But a sober reality remains: the virtually non-stop wars promulgated primarily by the US in the last two decades across large parts of the Middle East, have decimated the region, with upwards of one million Muslims being killed in the wars and resulting anarchy. Vast material devastation and social and psychological dislocation have occurred whose effects are far from over; they still arise daily in Yemen, Somalia, Afghanistan and Syria among other places. Such violent conditions are hotbeds for the emergence of rage, hatred, despair and psychological derangement. If American soldiers suffer in large numbers post-stress traumatic disorder—leading to high suicide rates—why should the PSTD among Muslims not be one hundred times greater?
Thus as long as radical conditions exist the conditions for further terrorism will also continue to exist. Even in the West there will always be a handful of psychologically and socially alienated Muslim youths ripe for recruitment into acts of terrorism. In most cases it comes down to cases of abnormal psychology then dressed up and dignified as a religious act. One wonders how such cases will ever completely cease. Nor is psychotic violence limited to Muslims in the West by any means.

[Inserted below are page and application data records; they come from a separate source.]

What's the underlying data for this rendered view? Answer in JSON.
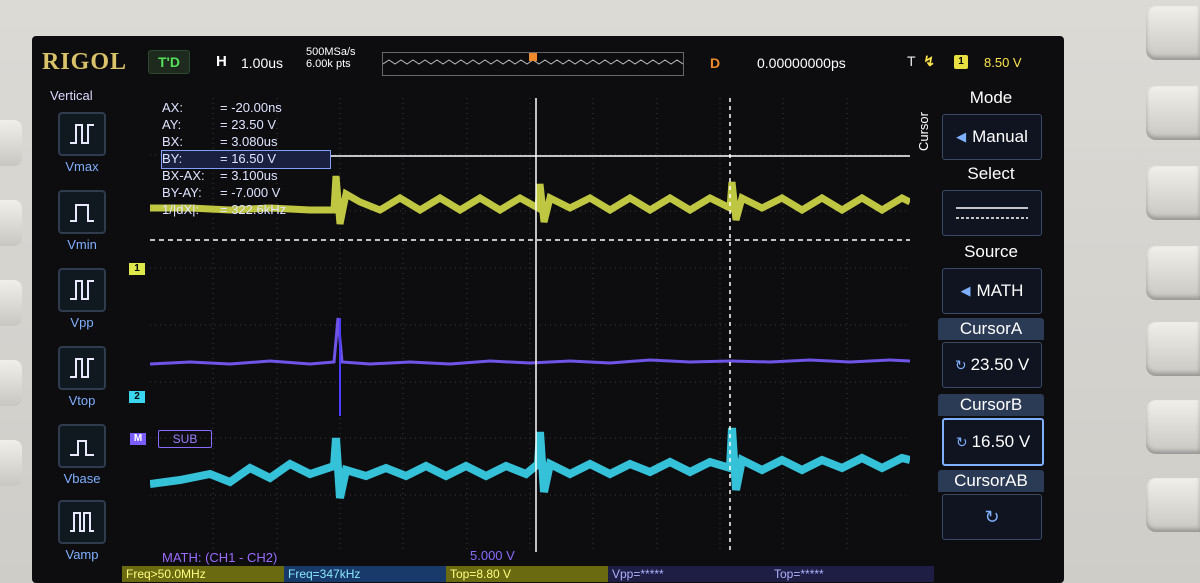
{
  "header": {
    "brand": "RIGOL",
    "trigger_status": "T'D",
    "horizontal_label": "H",
    "timebase": "1.00us",
    "sample_rate": "500MSa/s",
    "memory_depth": "6.00k pts",
    "delay_label": "D",
    "delay_value": "0.00000000ps",
    "trigger_label": "T",
    "trigger_channel": "1",
    "trigger_level": "8.50 V"
  },
  "vertical_menu": {
    "title": "Vertical",
    "items": [
      {
        "label": "Vmax",
        "icon": "vmax-icon"
      },
      {
        "label": "Vmin",
        "icon": "vmin-icon"
      },
      {
        "label": "Vpp",
        "icon": "vpp-icon"
      },
      {
        "label": "Vtop",
        "icon": "vtop-icon"
      },
      {
        "label": "Vbase",
        "icon": "vbase-icon"
      },
      {
        "label": "Vamp",
        "icon": "vamp-icon"
      }
    ]
  },
  "cursor_readout": [
    {
      "key": "AX:",
      "value": "= -20.00ns"
    },
    {
      "key": "AY:",
      "value": "= 23.50 V"
    },
    {
      "key": "BX:",
      "value": "= 3.080us"
    },
    {
      "key": "BY:",
      "value": "= 16.50 V"
    },
    {
      "key": "BX-AX:",
      "value": "= 3.100us"
    },
    {
      "key": "BY-AY:",
      "value": "= -7.000 V"
    },
    {
      "key": "1/|dX|:",
      "value": "= 322.6kHz"
    }
  ],
  "cursor_menu": {
    "side_label": "Cursor",
    "mode_title": "Mode",
    "mode_value": "Manual",
    "select_title": "Select",
    "source_title": "Source",
    "source_value": "MATH",
    "cursor_a_title": "CursorA",
    "cursor_a_value": "23.50 V",
    "cursor_b_title": "CursorB",
    "cursor_b_value": "16.50 V",
    "cursor_ab_title": "CursorAB"
  },
  "waveform": {
    "math_tag": "SUB",
    "math_label": "MATH: (CH1 - CH2)",
    "math_scale": "5.000 V",
    "ch1_marker": "1",
    "ch2_marker": "2",
    "math_marker": "M",
    "colors": {
      "ch1": "#dfe84a",
      "ch2": "#3ad6f0",
      "math": "#7a5cff",
      "cursor": "#ffffff"
    }
  },
  "measurements": {
    "freq1": "Freq>50.0MHz",
    "freq2": "Freq=347kHz",
    "top1": "Top=8.80 V",
    "vpp": "Vpp=*****",
    "top2": "Top=*****"
  }
}
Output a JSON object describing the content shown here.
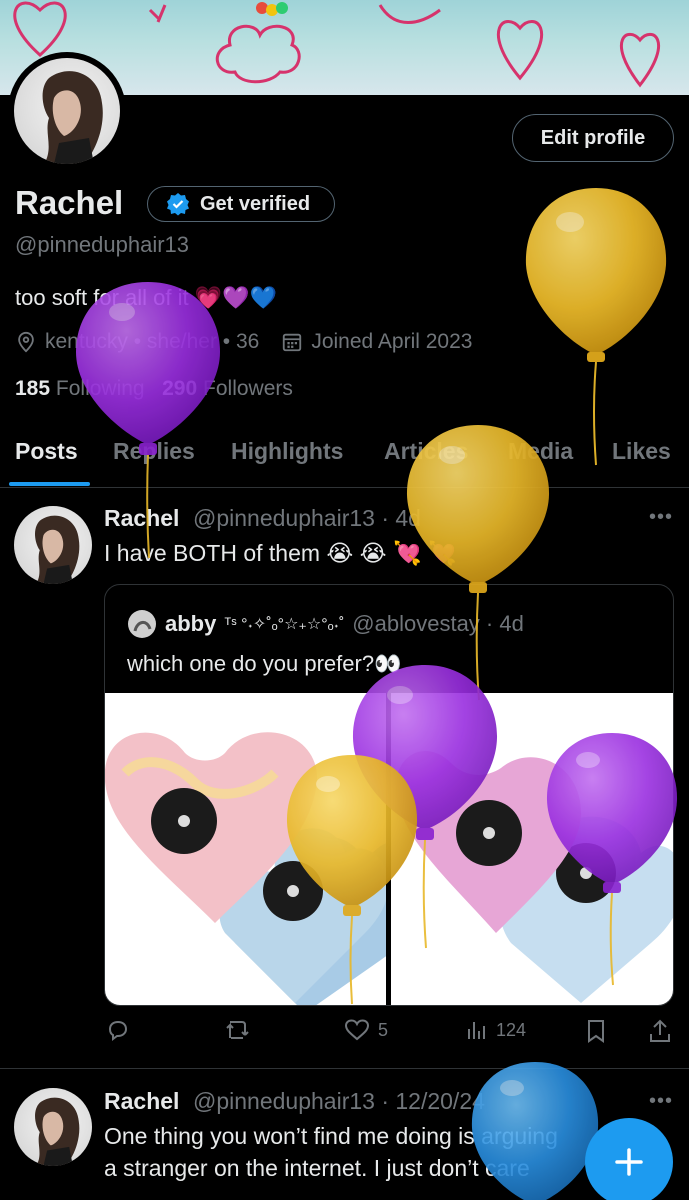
{
  "profile": {
    "name": "Rachel",
    "verify_label": "Get verified",
    "handle": "@pinneduphair13",
    "edit_label": "Edit profile",
    "bio": "too soft for all of it 💗💜💙",
    "location": "kentucky • she/her • 36",
    "joined": "Joined April 2023",
    "following_count": "185",
    "following_label": "Following",
    "followers_count": "290",
    "followers_label": "Followers"
  },
  "tabs": [
    "Posts",
    "Replies",
    "Highlights",
    "Articles",
    "Media",
    "Likes"
  ],
  "posts": [
    {
      "name": "Rachel",
      "handle": "@pinneduphair13 · 4d",
      "text": "I have BOTH of them 😭 😭 💘 💘",
      "more": "•••",
      "quote": {
        "name": "abby",
        "name_decor": "ᵀˢ °˖✧˚ₒ°☆₊☆°ₒ˖˚",
        "handle": "@ablovestay · 4d",
        "text": "which one do you prefer?👀"
      },
      "actions": {
        "reply": "",
        "repost": "",
        "likes": "5",
        "views": "124"
      }
    },
    {
      "name": "Rachel",
      "handle": "@pinneduphair13 · 12/20/24",
      "line1": "One thing you won’t find me doing is arguing",
      "line2": "a stranger on the internet. I just don’t care",
      "more": "•••"
    }
  ],
  "colors": {
    "accent": "#1d9bf0",
    "background": "#000000",
    "text": "#e7e9ea",
    "muted": "#71767b",
    "border": "#2f3336"
  },
  "icons": [
    "location-icon",
    "calendar-icon",
    "verified-badge-icon",
    "reply-icon",
    "repost-icon",
    "like-icon",
    "views-icon",
    "bookmark-icon",
    "share-icon",
    "plus-icon"
  ]
}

But the destruction of ISIS in Iraq and Syria is still of major importance. The once dramatic claim to have established a Caliphate on physical territory is no longer there to dazzle and tempt many. For most the bloom is off the rose. Revelations about the brutality of life in ISIS territories are well known in the Muslim world and the overwhelming majority of Muslims are horrified by it. They do not condemn the concept of a Caliphate in Islamic history, but they certainly condemn this vicious expression of it.
Thus today, if some aspiring Muslim radical says “I have a great historical vision, how about creating a Caliphate?” there will likely to be very few takers willing to resuscitate such conditions of violence. By now most Muslims have “been there and done that.” The idea of a Caliphate as a shining new idea ready to attract angry, adventuristic, or idealistic youth has lost its gloss. Others may yet try to proclaim some ramshackle Caliphate in one remote area or another, but it will likely have little attraction except through brute force.
Parallels in the communist movement are instructive. The theoretical foundation of communism—a high degree of state socialism—will never die. But the experiment with communism in the Soviet Union created a fairly miserable society that even Russia’s admirers could no longer accept. Many doctrinaire leftists will still make the case that Russia simply carried out the communist experiment exceptionally badly, that it did not have to be like that, and that the Swedish model of society and governance is closer to the communist ideal.
Still, the present iteration of ISIS as “Caliphate” is now drawing to a close. There will inevitably be some who will try to exploit the power of the idea again—as with authoritarian state socialism— but it becomes mostly an exercise in brutal imposition of power, not an exercise in Islamic political thought. The US can help by sharply curtailing its campaigns of military destruction in the region; they gave birth to ISIS in the first place and remain a key wellspring of radicalization.
Graham E. Fuller is a former senior CIA official, author of numerous books on the Muslim World; his latest book is “Breaking Faith: A novel of espionage and an American’s crisis of conscience in Pakistan.” (Amazon, Kindle) Reprinted, with permission, from grahamefuller.com. Photo: Iraq army convoy in Mosul (Wikimedia Commons).